### What you need to do
Search the entries below for "timestamp". Report each line where it occurs.

Records for the exercise Start Marker

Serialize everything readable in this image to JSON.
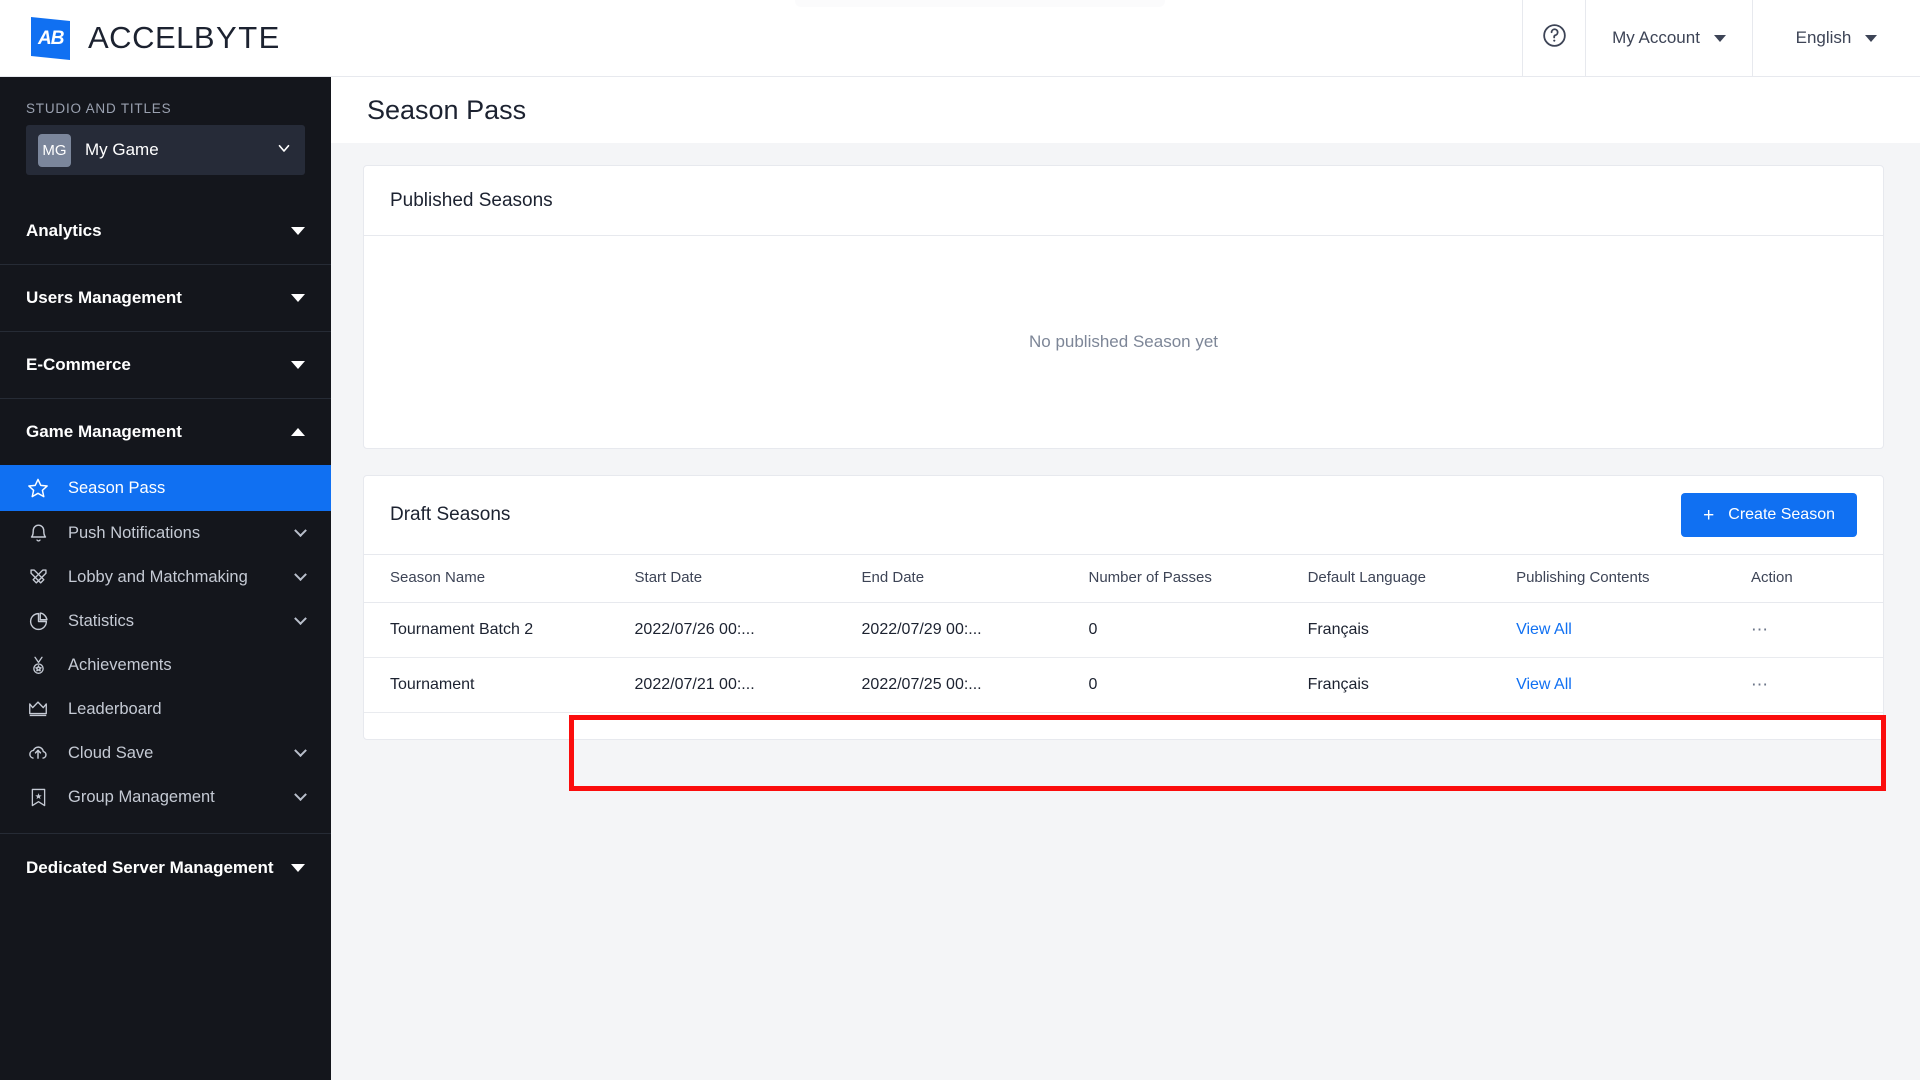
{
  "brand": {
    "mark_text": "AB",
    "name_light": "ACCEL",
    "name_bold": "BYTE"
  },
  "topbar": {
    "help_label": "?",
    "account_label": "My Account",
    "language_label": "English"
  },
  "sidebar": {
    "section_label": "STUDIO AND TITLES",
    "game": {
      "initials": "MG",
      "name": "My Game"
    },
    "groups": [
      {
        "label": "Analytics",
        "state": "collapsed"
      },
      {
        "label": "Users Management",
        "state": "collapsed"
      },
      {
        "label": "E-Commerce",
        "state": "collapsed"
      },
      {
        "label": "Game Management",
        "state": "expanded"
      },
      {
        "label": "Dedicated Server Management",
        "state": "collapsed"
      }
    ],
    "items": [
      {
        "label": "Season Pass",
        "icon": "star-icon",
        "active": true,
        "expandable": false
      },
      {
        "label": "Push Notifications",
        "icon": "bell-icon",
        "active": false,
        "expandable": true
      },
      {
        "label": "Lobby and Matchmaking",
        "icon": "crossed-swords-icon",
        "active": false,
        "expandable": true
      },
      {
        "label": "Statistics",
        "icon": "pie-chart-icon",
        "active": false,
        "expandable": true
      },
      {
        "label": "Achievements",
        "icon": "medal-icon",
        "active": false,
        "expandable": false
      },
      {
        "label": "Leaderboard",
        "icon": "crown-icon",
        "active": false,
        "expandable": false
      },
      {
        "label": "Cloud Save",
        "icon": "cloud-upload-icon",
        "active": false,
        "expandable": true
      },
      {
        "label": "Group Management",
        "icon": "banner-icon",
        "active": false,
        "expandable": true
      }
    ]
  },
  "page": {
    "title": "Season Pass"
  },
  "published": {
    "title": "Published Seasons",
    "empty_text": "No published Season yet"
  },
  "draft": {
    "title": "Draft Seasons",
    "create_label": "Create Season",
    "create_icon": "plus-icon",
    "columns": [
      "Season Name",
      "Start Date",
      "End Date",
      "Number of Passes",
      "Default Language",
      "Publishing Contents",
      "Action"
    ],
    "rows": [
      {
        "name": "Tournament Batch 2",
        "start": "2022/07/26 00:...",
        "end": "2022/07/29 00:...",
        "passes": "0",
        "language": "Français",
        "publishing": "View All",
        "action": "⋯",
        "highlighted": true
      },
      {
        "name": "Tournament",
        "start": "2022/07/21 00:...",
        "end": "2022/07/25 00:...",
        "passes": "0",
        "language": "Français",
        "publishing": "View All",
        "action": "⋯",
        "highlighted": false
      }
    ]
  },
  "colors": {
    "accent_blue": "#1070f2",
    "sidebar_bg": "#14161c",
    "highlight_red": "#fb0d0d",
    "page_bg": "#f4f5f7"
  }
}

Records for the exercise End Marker
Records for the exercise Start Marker

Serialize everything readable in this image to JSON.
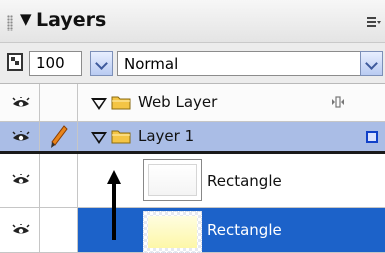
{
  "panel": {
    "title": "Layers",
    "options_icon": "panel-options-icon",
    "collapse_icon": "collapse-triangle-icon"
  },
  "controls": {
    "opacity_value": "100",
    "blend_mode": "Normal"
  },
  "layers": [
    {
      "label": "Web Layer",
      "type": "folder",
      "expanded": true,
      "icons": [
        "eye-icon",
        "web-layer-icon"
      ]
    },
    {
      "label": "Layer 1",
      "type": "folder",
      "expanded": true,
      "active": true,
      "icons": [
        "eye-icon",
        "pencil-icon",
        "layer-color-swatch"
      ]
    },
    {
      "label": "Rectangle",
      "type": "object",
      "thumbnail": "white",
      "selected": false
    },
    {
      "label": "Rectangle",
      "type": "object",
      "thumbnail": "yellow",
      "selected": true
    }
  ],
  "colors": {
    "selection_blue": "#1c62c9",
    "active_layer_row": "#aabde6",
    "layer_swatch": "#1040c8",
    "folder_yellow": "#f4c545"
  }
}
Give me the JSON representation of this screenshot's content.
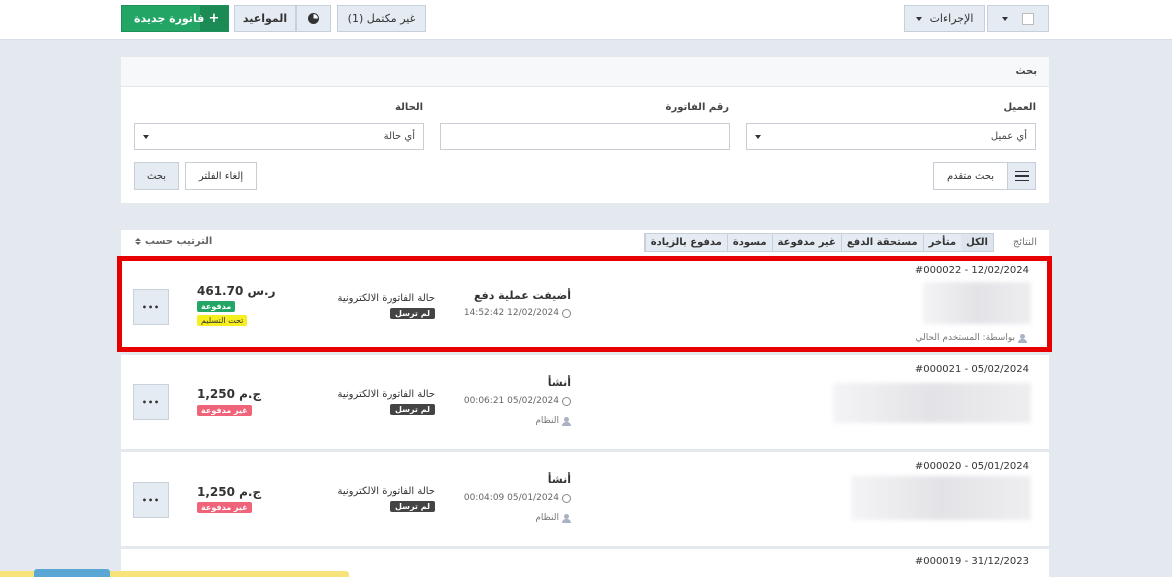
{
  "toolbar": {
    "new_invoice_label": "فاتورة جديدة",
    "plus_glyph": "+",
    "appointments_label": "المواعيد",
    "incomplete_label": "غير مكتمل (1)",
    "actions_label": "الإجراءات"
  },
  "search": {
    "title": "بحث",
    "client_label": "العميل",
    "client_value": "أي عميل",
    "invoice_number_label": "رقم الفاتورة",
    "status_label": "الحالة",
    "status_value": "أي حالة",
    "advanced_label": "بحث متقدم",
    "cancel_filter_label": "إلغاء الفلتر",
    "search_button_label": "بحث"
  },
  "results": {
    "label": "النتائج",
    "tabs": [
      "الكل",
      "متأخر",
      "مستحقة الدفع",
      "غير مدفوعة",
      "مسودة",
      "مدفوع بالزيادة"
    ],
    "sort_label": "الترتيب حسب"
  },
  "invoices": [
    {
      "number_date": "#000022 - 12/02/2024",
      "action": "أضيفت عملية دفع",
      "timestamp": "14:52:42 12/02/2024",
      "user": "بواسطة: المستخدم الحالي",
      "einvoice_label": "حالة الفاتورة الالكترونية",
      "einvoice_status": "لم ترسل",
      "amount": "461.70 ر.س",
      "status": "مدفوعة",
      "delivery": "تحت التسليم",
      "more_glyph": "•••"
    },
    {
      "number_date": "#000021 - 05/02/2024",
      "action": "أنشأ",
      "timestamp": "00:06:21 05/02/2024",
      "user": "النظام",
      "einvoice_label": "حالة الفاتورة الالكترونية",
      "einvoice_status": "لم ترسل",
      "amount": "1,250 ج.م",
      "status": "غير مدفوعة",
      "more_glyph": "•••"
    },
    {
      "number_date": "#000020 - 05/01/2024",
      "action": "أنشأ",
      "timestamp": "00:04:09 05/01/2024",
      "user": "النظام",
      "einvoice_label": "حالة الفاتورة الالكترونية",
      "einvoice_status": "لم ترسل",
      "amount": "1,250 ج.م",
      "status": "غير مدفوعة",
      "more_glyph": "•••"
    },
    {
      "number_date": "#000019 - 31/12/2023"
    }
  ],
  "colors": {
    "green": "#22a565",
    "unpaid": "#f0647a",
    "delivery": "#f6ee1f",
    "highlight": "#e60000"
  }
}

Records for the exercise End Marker

### Response area
      "timestamp": "14:52:42 12/02/2024",
      "timestamp": "00:06:21 05/02/2024",
      "timestamp": "00:04:09 05/01/2024",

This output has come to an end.